April 25, 2017
Researchers highlight online journalism trends for ISOJ breakfast panel
Researchers shared their findings on a variety of online journalism trends at a breakfast panel held April 22 at the 18th annual International Symposium on Online Journalism (ISOJ).
Talia Stroud, director of the Engaging News Project at The University of Texas at Austin, shared some of the project’s findings, which aim to provide research-based techniques for engaging audiences.
They surveyed more than 12,000 commenters on over 20 different news sites and asked people what they wanted from comment sections. They found that no matter how large or small the news site, the audience wanted to see experts involved in the comments section and journalists to answer factual questions.
Stroud also found that push notifications led to more app usage and knowledge. In addition, participants in an older age group were more receptive toward the push notifications, responding they were more likely to keep them on. This finding, according to Stroud, should make newspapers think twice about their targeted audience.
“Think very carefully about who your audience is. And don’t get stuck in the trap that younger equals tech savvy equals future target in all these products.”
Robyn Goodman, professor at Alfred University, and Elanie Steyn, associate professor at the University of Oklahoma, announced the launch of the book they co-edited, “Global Journalism Education in the 21st Century: Challenges and Innovations.”

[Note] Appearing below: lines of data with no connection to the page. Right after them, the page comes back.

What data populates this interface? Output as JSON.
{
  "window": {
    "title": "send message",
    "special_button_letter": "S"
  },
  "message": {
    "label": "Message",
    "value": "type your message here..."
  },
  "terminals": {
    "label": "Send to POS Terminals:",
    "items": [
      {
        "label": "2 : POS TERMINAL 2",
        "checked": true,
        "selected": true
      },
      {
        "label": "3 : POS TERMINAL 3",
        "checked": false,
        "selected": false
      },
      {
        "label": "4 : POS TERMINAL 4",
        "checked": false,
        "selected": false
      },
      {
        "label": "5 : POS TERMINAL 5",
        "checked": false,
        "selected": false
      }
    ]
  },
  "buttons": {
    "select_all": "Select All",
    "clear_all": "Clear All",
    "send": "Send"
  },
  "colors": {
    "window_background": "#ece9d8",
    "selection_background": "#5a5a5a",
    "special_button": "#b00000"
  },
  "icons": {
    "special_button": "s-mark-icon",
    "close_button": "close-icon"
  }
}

The launch of the book, which was published by the Knight Center for Journalism in the Americas, coincided with the 18th ISOJ. It is the Knight Center’s first project in its new initiative to publish international academic research on journalism.
The book includes collaborations from journalism education experts around the world. The articles center on country case studies, provide insight into the current state of journalism education and highlight innovations in the field.
Marcus Messner, associate professor at Virginia Commonwealth University, shared his findings on how newspapers use Instagram for political coverage. With 600 million users, Instagram has potential as a news platform and some newspapers have taken notice.
Messner found there was a big focus on anti-Trump protestors on Instagram, as all newspapers displayed them as their most frequent content. There was a positive portrayal of protestors and a much more negative portrayal of President Trump’s administration.
But the overall way in which newspapers engage in Instagram is still very different, Messner said.
“You had newspapers like USA Today, who had a lot of posts, but the Wall Street Journal only had like six posts in the entire period of any Trump-related issue.”
The overall Instagram engagement, according to Messner, reminded him of the early days of Twitter experimentation. Twitter was launched in March 2016 but really took off a year later during SXSW, also held in Austin.
Rachel Mourao, associate professor at Michigan State University, shared her research on how journalists navigated political turmoil in Brazil during a conservative populist wave of protests that hit the country in 2015.
She studied 1,500 Brazilian journalists who covered the protests and matched the survey data with stories they wrote.
Mourao said that traditionally, journalists tend to focus on violence between protestors and police. However, during the 2015 protests, the demonstrators really supported the role of the riot military police protecting their safety — and journalists were sure to portray that truth.
“It was common to see pictures on social media of protestors taking selfies with the military police.”
Mourao also found that Brazilian journalists use Twitter for personal reasons, rather than as a tool for news, perhaps because Twitter has not been normalized yet in that country.
“Twitter is still in its early stages in Brazil,” Mourao said. “It hasn’t been incorporated in newsrooms to the same extent [as in the United States] so journalists view those tools, even though they’re professional tools, as a space for personal expression.”